DeepGenePrior: A Deep Learning Model for Prioritizing Genes Affected by Copy Number Variants
The genetic etiology of neurodevelopmental disorders is highly heterogeneous. They are characterized by abnormalities in the development of the central nervous system, which lead to diminished physical or intellectual capabilities. Determining which gene is the driver of disease (not just a passenger), termed ‘gene prioritization,’ is not entirely known. In terms of disease-gene associations, genome-wide explorations are still underdeveloped due to the reliance on previous discoveries when spotting new genes and other evidence sources with false positive or false negative relations. This paper introduces DeepGenePrior, a model based on deep neural networks that prioritizes candidate genes in Copy Number Variant (CNV) mediated diseases. Based on the well-studied Variational AutoEncoder (VAE), we developed a score to measure the impact of the genes on the target diseases.
Unlike other methods that use prior data on gene-disease associations to prioritize candidate genes (using the guilt by association principle), the current study exclusively relies on copy number variants. Therefore, the procedure can identify disease-associated genes regardless of prior knowledge or auxiliary data sources. We identified genes that distinguish cases from disorders (autism, schizophrenia, and developmental delay). A 12% increase in fold enrichment was observed in brain-expressed genes compared to previous studies, while 15% more fold enrichment was found in genes associated with mouse nervous system phenotypes. We also explored sex dimorphism for the disorders and discovered genes that overexpress more in one gender than the other. Additionally, we investigated the gene ontology of the putative genes with WebGestalt and the associations between the causative genes and the other phenotypes in the DECIPHER dataset. Furthermore, some genes were jointly present in the top genes associated with the three disorders in this study (i.e., autism spectrum disorder, schizophrenia, and developmental delay); namely, deletions in ZDHHC8, DGCR5, and CATG00000022283 were common between them. These findings suggest the common etiology of these clinically distinct conditions.

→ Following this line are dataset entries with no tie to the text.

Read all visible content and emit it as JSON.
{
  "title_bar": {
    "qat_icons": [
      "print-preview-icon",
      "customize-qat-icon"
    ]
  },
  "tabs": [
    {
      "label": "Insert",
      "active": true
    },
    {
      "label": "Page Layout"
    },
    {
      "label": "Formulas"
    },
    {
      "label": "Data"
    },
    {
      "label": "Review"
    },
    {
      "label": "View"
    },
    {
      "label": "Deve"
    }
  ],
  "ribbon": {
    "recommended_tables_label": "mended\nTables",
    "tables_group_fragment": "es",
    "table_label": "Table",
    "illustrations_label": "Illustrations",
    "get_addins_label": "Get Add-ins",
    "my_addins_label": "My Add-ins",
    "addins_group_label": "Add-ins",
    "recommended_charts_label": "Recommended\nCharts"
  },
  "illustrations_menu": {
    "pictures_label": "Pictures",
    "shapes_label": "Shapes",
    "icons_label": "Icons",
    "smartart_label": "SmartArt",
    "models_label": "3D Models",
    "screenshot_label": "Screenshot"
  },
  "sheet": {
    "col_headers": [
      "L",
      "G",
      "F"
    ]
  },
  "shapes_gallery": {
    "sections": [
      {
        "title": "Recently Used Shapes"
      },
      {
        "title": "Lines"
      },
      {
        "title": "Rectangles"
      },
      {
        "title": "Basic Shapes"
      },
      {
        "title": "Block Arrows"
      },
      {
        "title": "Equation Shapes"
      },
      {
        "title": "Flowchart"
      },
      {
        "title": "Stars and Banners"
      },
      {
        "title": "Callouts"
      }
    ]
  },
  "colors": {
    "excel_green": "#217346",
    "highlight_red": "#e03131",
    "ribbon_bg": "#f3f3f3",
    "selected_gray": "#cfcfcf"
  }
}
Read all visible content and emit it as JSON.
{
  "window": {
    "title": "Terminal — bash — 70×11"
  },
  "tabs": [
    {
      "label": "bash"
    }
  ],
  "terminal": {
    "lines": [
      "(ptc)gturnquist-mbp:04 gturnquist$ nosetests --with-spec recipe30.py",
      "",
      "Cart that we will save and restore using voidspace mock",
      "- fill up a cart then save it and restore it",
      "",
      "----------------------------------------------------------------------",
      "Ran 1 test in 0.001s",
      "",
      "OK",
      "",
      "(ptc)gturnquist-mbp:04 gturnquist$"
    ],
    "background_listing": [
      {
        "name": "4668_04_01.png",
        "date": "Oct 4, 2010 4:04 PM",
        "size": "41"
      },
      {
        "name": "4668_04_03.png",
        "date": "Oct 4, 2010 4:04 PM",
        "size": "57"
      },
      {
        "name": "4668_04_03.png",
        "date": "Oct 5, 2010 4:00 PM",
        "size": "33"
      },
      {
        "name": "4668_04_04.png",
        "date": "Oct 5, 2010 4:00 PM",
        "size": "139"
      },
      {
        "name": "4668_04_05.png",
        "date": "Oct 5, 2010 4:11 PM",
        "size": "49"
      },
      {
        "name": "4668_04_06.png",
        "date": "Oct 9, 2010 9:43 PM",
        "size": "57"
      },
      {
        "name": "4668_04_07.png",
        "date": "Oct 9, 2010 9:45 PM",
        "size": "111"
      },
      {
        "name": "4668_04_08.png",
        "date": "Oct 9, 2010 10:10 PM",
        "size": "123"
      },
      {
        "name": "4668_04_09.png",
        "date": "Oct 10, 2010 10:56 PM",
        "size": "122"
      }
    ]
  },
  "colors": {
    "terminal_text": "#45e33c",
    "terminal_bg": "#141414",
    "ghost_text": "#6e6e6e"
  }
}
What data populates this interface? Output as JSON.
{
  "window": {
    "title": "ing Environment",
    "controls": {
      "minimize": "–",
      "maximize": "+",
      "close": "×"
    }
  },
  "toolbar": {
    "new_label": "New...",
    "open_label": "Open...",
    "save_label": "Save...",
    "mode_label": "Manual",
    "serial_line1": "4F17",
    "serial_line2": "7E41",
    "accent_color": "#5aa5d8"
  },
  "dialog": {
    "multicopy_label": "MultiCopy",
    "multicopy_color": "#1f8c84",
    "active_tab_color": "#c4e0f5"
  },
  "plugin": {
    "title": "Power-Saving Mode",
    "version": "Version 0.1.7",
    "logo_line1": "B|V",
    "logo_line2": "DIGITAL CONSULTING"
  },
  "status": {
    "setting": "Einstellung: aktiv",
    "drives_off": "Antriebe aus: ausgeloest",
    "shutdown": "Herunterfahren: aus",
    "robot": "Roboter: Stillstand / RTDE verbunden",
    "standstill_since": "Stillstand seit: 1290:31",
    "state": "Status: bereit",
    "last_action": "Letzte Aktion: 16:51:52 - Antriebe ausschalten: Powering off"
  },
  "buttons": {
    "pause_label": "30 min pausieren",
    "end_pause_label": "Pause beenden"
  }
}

With DeepGenePrior, we address the obstacles in existing gene prioritization studies. This study identified promising candidate genes without prior knowledge of diseases or phenotypes using deep learning.